Work task: Every line of the listing below needs to be reproduced exactly.

Available data:
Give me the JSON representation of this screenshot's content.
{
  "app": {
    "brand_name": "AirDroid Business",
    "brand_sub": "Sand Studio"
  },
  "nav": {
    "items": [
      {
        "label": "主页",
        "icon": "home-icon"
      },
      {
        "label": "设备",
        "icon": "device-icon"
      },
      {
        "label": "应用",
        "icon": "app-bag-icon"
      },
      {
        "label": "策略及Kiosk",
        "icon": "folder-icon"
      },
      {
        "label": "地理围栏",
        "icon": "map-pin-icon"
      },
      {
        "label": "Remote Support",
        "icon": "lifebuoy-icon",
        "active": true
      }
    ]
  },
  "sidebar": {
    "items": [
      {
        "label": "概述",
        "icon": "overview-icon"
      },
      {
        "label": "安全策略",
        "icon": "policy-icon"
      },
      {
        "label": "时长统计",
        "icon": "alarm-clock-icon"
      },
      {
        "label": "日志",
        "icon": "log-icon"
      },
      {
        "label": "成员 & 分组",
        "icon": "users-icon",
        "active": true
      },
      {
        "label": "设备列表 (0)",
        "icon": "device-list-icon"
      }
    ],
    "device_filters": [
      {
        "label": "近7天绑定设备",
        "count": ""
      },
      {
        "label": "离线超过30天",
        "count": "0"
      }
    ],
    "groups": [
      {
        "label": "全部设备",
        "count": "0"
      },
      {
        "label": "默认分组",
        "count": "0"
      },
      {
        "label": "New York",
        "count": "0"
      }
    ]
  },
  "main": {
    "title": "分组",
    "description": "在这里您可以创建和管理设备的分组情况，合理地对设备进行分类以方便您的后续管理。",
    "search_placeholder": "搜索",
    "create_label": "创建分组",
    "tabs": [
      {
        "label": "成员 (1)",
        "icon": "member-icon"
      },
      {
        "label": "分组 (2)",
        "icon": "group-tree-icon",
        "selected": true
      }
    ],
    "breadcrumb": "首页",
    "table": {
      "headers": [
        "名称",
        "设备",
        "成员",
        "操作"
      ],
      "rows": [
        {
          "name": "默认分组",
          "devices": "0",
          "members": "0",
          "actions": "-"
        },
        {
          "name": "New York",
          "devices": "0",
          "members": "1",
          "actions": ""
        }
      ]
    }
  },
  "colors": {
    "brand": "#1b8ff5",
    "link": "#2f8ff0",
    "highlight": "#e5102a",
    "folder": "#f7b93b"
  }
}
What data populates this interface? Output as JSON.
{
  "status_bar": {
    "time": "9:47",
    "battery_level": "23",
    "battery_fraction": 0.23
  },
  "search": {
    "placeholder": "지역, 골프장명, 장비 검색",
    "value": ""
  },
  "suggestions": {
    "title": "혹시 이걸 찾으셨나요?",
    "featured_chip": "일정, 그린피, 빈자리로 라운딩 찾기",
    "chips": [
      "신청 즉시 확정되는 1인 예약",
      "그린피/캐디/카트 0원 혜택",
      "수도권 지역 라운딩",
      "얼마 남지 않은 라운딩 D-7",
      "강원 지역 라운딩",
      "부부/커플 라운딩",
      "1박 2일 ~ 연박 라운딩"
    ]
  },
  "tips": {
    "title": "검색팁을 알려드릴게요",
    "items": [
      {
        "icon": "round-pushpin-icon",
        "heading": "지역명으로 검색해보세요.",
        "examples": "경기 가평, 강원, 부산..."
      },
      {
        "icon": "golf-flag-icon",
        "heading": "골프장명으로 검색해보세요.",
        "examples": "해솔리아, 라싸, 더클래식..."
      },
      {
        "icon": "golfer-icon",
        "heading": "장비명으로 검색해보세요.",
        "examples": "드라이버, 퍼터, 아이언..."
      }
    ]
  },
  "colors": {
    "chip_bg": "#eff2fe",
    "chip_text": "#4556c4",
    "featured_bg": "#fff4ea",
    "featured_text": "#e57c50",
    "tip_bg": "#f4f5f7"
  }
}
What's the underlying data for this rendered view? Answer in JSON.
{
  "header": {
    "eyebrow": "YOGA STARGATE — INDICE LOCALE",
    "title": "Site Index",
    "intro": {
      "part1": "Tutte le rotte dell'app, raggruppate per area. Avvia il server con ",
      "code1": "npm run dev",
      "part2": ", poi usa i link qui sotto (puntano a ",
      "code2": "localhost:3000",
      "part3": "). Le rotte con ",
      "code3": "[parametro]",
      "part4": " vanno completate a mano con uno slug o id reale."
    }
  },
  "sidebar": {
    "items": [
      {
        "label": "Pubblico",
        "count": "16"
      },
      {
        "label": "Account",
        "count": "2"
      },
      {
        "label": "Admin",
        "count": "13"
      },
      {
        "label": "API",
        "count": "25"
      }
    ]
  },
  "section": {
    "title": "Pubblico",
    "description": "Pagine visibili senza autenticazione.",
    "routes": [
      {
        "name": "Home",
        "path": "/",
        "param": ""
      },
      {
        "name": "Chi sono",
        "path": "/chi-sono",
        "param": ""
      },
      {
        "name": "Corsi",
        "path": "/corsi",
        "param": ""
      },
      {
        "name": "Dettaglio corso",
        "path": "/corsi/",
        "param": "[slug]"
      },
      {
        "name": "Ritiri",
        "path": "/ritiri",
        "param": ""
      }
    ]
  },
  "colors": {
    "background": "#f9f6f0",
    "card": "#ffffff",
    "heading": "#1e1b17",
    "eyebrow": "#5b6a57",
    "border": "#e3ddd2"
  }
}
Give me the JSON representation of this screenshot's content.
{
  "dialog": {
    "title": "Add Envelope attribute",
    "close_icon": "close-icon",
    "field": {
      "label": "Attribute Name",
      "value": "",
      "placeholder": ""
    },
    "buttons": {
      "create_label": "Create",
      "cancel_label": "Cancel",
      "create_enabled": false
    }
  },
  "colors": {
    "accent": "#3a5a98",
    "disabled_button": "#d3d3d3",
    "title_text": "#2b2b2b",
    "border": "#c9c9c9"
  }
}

Your solution:
Give me the JSON representation of this screenshot's content.
{
  "app": {
    "brand_name": "AirDroid Business",
    "brand_sub": "Sand Studio"
  },
  "nav": {
    "items": [
      {
        "label": "主页",
        "icon": "home-icon"
      },
      {
        "label": "设备",
        "icon": "device-icon"
      },
      {
        "label": "应用",
        "icon": "app-bag-icon"
      },
      {
        "label": "策略及Kiosk",
        "icon": "folder-icon"
      },
      {
        "label": "地理围栏",
        "icon": "map-pin-icon"
      },
      {
        "label": "Remote Support",
        "icon": "lifebuoy-icon",
        "active": true
      }
    ]
  },
  "sidebar": {
    "items": [
      {
        "label": "概述",
        "icon": "overview-icon"
      },
      {
        "label": "安全策略",
        "icon": "policy-icon"
      },
      {
        "label": "时长统计",
        "icon": "alarm-clock-icon"
      },
      {
        "label": "日志",
        "icon": "log-icon"
      },
      {
        "label": "成员 & 分组",
        "icon": "users-icon",
        "active": true
      },
      {
        "label": "设备列表 (0)",
        "icon": "device-list-icon"
      }
    ],
    "device_filters": [
      {
        "label": "近7天绑定设备",
        "count": ""
      },
      {
        "label": "离线超过30天",
        "count": "0"
      }
    ],
    "groups": [
      {
        "label": "全部设备",
        "count": "0"
      },
      {
        "label": "默认分组",
        "count": "0"
      },
      {
        "label": "New York",
        "count": "0"
      }
    ]
  },
  "main": {
    "title": "分组",
    "description": "在这里您可以创建和管理设备的分组情况，合理地对设备进行分类以方便您的后续管理。",
    "search_placeholder": "搜索",
    "create_label": "创建分组",
    "tabs": [
      {
        "label": "成员 (1)",
        "icon": "member-icon"
      },
      {
        "label": "分组 (2)",
        "icon": "group-tree-icon",
        "selected": true
      }
    ],
    "breadcrumb": "首页",
    "table": {
      "headers": [
        "名称",
        "设备",
        "成员",
        "操作"
      ],
      "rows": [
        {
          "name": "默认分组",
          "devices": "0",
          "members": "0",
          "actions": "-"
        },
        {
          "name": "New York",
          "devices": "0",
          "members": "1",
          "actions": ""
        }
      ]
    }
  },
  "colors": {
    "brand": "#1b8ff5",
    "link": "#2f8ff0",
    "highlight": "#e5102a",
    "folder": "#f7b93b"
  }
}
What data populates this interface? Output as JSON.
{
  "status_bar": {
    "time": "9:47",
    "battery_level": "23",
    "battery_fraction": 0.23
  },
  "search": {
    "placeholder": "지역, 골프장명, 장비 검색",
    "value": ""
  },
  "suggestions": {
    "title": "혹시 이걸 찾으셨나요?",
    "featured_chip": "일정, 그린피, 빈자리로 라운딩 찾기",
    "chips": [
      "신청 즉시 확정되는 1인 예약",
      "그린피/캐디/카트 0원 혜택",
      "수도권 지역 라운딩",
      "얼마 남지 않은 라운딩 D-7",
      "강원 지역 라운딩",
      "부부/커플 라운딩",
      "1박 2일 ~ 연박 라운딩"
    ]
  },
  "tips": {
    "title": "검색팁을 알려드릴게요",
    "items": [
      {
        "icon": "round-pushpin-icon",
        "heading": "지역명으로 검색해보세요.",
        "examples": "경기 가평, 강원, 부산..."
      },
      {
        "icon": "golf-flag-icon",
        "heading": "골프장명으로 검색해보세요.",
        "examples": "해솔리아, 라싸, 더클래식..."
      },
      {
        "icon": "golfer-icon",
        "heading": "장비명으로 검색해보세요.",
        "examples": "드라이버, 퍼터, 아이언..."
      }
    ]
  },
  "colors": {
    "chip_bg": "#eff2fe",
    "chip_text": "#4556c4",
    "featured_bg": "#fff4ea",
    "featured_text": "#e57c50",
    "tip_bg": "#f4f5f7"
  }
}
What's the underlying data for this rendered view? Answer in JSON.
{
  "header": {
    "eyebrow": "YOGA STARGATE — INDICE LOCALE",
    "title": "Site Index",
    "intro": {
      "part1": "Tutte le rotte dell'app, raggruppate per area. Avvia il server con ",
      "code1": "npm run dev",
      "part2": ", poi usa i link qui sotto (puntano a ",
      "code2": "localhost:3000",
      "part3": "). Le rotte con ",
      "code3": "[parametro]",
      "part4": " vanno completate a mano con uno slug o id reale."
    }
  },
  "sidebar": {
    "items": [
      {
        "label": "Pubblico",
        "count": "16"
      },
      {
        "label": "Account",
        "count": "2"
      },
      {
        "label": "Admin",
        "count": "13"
      },
      {
        "label": "API",
        "count": "25"
      }
    ]
  },
  "section": {
    "title": "Pubblico",
    "description": "Pagine visibili senza autenticazione.",
    "routes": [
      {
        "name": "Home",
        "path": "/",
        "param": ""
      },
      {
        "name": "Chi sono",
        "path": "/chi-sono",
        "param": ""
      },
      {
        "name": "Corsi",
        "path": "/corsi",
        "param": ""
      },
      {
        "name": "Dettaglio corso",
        "path": "/corsi/",
        "param": "[slug]"
      },
      {
        "name": "Ritiri",
        "path": "/ritiri",
        "param": ""
      }
    ]
  },
  "colors": {
    "background": "#f9f6f0",
    "card": "#ffffff",
    "heading": "#1e1b17",
    "eyebrow": "#5b6a57",
    "border": "#e3ddd2"
  }
}
Give me the JSON representation of this screenshot's content.
{
  "dialog": {
    "title": "Add Envelope attribute",
    "close_icon": "close-icon",
    "field": {
      "label": "Attribute Name",
      "value": "",
      "placeholder": ""
    },
    "buttons": {
      "create_label": "Create",
      "cancel_label": "Cancel",
      "create_enabled": false
    }
  },
  "colors": {
    "accent": "#3a5a98",
    "disabled_button": "#d3d3d3",
    "title_text": "#2b2b2b",
    "border": "#c9c9c9"
  }
}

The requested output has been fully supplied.